Task inputs: Begin

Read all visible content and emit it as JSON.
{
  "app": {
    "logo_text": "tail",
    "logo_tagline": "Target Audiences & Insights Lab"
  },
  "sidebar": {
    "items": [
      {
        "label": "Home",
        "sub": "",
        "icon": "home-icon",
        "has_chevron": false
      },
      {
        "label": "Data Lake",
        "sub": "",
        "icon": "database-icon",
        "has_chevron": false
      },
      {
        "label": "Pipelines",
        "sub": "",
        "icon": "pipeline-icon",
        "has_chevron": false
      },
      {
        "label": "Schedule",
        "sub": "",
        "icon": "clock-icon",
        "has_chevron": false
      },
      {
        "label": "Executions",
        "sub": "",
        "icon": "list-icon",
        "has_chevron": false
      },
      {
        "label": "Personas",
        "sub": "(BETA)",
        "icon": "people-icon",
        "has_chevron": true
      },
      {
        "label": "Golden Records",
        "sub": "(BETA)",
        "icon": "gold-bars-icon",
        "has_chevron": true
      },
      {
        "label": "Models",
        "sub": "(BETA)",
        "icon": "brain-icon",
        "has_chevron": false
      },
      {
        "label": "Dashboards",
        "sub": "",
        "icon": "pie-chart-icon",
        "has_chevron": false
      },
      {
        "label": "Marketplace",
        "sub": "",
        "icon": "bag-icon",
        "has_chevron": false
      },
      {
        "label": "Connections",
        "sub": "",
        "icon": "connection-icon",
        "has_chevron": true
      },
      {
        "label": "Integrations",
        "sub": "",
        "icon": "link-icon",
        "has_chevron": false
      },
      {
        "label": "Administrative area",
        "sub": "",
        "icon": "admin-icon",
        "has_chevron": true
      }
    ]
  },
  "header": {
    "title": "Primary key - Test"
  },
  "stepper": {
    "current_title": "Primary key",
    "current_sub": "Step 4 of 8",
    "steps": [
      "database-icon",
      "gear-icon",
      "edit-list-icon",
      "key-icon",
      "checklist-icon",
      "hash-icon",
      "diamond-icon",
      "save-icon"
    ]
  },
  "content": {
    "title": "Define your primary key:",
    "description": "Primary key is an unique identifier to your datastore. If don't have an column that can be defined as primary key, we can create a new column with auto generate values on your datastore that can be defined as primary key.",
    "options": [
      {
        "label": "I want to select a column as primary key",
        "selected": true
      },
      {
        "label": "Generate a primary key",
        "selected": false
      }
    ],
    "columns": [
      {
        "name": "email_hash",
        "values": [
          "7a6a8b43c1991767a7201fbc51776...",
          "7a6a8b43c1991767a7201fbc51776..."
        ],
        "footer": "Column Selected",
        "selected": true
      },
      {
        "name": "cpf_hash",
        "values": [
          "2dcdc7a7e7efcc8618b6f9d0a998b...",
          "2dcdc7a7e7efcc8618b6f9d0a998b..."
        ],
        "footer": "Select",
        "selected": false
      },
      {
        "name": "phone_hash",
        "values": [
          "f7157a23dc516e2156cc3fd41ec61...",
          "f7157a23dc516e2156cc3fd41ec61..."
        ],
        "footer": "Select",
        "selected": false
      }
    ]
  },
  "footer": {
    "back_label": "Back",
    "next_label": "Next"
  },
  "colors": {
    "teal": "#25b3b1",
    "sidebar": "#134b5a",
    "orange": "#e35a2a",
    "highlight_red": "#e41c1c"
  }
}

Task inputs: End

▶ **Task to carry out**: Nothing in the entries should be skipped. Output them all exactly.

▶ **Finished task**:
Read all visible content and emit it as JSON.
{
  "app": {
    "logo_text": "tail",
    "logo_tagline": "Target Audiences & Insights Lab"
  },
  "sidebar": {
    "items": [
      {
        "label": "Home",
        "sub": "",
        "icon": "home-icon",
        "has_chevron": false
      },
      {
        "label": "Data Lake",
        "sub": "",
        "icon": "database-icon",
        "has_chevron": false
      },
      {
        "label": "Pipelines",
        "sub": "",
        "icon": "pipeline-icon",
        "has_chevron": false
      },
      {
        "label": "Schedule",
        "sub": "",
        "icon": "clock-icon",
        "has_chevron": false
      },
      {
        "label": "Executions",
        "sub": "",
        "icon": "list-icon",
        "has_chevron": false
      },
      {
        "label": "Personas",
        "sub": "(BETA)",
        "icon": "people-icon",
        "has_chevron": true
      },
      {
        "label": "Golden Records",
        "sub": "(BETA)",
        "icon": "gold-bars-icon",
        "has_chevron": true
      },
      {
        "label": "Models",
        "sub": "(BETA)",
        "icon": "brain-icon",
        "has_chevron": false
      },
      {
        "label": "Dashboards",
        "sub": "",
        "icon": "pie-chart-icon",
        "has_chevron": false
      },
      {
        "label": "Marketplace",
        "sub": "",
        "icon": "bag-icon",
        "has_chevron": false
      },
      {
        "label": "Connections",
        "sub": "",
        "icon": "connection-icon",
        "has_chevron": true
      },
      {
        "label": "Integrations",
        "sub": "",
        "icon": "link-icon",
        "has_chevron": false
      },
      {
        "label": "Administrative area",
        "sub": "",
        "icon": "admin-icon",
        "has_chevron": true
      }
    ]
  },
  "header": {
    "title": "Primary key - Test"
  },
  "stepper": {
    "current_title": "Primary key",
    "current_sub": "Step 4 of 8",
    "steps": [
      "database-icon",
      "gear-icon",
      "edit-list-icon",
      "key-icon",
      "checklist-icon",
      "hash-icon",
      "diamond-icon",
      "save-icon"
    ]
  },
  "content": {
    "title": "Define your primary key:",
    "description": "Primary key is an unique identifier to your datastore. If don't have an column that can be defined as primary key, we can create a new column with auto generate values on your datastore that can be defined as primary key.",
    "options": [
      {
        "label": "I want to select a column as primary key",
        "selected": true
      },
      {
        "label": "Generate a primary key",
        "selected": false
      }
    ],
    "columns": [
      {
        "name": "email_hash",
        "values": [
          "7a6a8b43c1991767a7201fbc51776...",
          "7a6a8b43c1991767a7201fbc51776..."
        ],
        "footer": "Column Selected",
        "selected": true
      },
      {
        "name": "cpf_hash",
        "values": [
          "2dcdc7a7e7efcc8618b6f9d0a998b...",
          "2dcdc7a7e7efcc8618b6f9d0a998b..."
        ],
        "footer": "Select",
        "selected": false
      },
      {
        "name": "phone_hash",
        "values": [
          "f7157a23dc516e2156cc3fd41ec61...",
          "f7157a23dc516e2156cc3fd41ec61..."
        ],
        "footer": "Select",
        "selected": false
      }
    ]
  },
  "footer": {
    "back_label": "Back",
    "next_label": "Next"
  },
  "colors": {
    "teal": "#25b3b1",
    "sidebar": "#134b5a",
    "orange": "#e35a2a",
    "highlight_red": "#e41c1c"
  }
}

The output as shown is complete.